Dataset rows describing interfaces:

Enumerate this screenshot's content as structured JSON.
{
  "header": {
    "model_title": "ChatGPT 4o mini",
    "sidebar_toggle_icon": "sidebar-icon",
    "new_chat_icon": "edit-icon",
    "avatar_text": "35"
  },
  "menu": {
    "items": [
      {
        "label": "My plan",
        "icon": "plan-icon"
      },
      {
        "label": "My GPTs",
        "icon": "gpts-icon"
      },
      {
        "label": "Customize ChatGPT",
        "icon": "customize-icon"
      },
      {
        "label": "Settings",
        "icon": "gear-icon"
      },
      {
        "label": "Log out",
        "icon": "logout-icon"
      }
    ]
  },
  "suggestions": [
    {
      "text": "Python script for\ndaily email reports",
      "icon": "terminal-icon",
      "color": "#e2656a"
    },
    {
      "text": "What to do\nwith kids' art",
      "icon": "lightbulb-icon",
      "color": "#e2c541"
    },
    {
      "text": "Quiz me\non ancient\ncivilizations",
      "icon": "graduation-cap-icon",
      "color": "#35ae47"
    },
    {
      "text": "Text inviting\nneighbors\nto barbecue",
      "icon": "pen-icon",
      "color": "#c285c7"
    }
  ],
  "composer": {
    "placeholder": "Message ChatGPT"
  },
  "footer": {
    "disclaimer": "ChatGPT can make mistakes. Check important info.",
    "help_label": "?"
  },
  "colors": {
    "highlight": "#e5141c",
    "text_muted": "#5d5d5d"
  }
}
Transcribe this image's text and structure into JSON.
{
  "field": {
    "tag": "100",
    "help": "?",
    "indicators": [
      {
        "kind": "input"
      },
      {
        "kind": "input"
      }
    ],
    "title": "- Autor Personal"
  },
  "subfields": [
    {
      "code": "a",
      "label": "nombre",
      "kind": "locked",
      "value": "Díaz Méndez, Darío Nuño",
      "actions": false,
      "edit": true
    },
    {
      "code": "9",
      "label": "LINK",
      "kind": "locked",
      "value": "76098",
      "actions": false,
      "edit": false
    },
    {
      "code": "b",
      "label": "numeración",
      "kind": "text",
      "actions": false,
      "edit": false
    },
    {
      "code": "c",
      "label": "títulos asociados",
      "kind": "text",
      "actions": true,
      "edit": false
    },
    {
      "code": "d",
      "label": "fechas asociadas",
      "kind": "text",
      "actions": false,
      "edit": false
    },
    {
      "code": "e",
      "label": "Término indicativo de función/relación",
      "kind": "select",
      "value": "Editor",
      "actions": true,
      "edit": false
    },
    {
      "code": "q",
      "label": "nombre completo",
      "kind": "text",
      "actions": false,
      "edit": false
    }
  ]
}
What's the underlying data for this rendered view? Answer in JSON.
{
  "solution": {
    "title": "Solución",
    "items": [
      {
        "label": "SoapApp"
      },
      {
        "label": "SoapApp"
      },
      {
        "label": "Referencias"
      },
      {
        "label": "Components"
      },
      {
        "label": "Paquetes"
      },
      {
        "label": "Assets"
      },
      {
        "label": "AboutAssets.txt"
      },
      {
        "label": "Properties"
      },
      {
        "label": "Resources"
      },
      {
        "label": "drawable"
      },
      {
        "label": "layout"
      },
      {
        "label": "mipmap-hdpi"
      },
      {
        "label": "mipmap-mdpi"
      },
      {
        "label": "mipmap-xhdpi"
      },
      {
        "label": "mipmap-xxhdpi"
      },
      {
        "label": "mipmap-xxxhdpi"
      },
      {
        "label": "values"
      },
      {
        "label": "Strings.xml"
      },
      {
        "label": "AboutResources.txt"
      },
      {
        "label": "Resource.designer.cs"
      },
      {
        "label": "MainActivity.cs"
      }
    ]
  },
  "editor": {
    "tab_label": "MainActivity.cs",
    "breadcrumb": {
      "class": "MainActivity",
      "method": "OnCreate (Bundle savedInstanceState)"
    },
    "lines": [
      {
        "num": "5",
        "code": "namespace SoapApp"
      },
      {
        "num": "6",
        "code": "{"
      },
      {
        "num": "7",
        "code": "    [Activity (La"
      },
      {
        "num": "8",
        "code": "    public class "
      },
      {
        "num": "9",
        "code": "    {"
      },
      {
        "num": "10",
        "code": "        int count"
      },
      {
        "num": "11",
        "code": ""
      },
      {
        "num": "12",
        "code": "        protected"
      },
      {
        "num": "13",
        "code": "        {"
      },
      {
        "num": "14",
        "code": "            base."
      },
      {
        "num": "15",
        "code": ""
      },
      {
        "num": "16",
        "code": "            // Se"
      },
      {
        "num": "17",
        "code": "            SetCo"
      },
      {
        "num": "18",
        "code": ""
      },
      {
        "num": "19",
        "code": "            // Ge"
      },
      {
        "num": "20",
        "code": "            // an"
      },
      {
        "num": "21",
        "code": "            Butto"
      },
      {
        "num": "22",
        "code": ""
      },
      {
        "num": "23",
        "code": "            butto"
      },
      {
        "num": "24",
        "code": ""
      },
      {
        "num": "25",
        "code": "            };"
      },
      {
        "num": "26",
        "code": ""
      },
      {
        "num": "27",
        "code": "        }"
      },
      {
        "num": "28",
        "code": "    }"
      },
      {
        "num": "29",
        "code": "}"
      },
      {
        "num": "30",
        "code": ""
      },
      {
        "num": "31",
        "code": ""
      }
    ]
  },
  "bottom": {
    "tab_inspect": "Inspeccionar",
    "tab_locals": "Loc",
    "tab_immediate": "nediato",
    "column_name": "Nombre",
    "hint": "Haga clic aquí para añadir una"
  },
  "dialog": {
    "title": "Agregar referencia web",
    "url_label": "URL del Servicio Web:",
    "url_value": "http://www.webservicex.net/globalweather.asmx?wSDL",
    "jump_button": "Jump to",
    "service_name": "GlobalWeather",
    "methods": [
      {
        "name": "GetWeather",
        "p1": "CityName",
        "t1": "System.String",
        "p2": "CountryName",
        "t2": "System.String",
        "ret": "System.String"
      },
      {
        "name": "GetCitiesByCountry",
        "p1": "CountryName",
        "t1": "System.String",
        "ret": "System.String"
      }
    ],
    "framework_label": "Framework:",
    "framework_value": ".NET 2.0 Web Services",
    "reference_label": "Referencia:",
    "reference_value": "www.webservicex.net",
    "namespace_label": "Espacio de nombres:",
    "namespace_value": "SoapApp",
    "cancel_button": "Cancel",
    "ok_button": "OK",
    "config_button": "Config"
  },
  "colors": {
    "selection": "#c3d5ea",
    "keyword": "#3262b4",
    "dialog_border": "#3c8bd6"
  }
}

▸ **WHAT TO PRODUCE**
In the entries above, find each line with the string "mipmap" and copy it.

▸ **ANSWER BOX**
        "label": "mipmap-hdpi"
        "label": "mipmap-mdpi"
        "label": "mipmap-xhdpi"
        "label": "mipmap-xxhdpi"
        "label": "mipmap-xxxhdpi"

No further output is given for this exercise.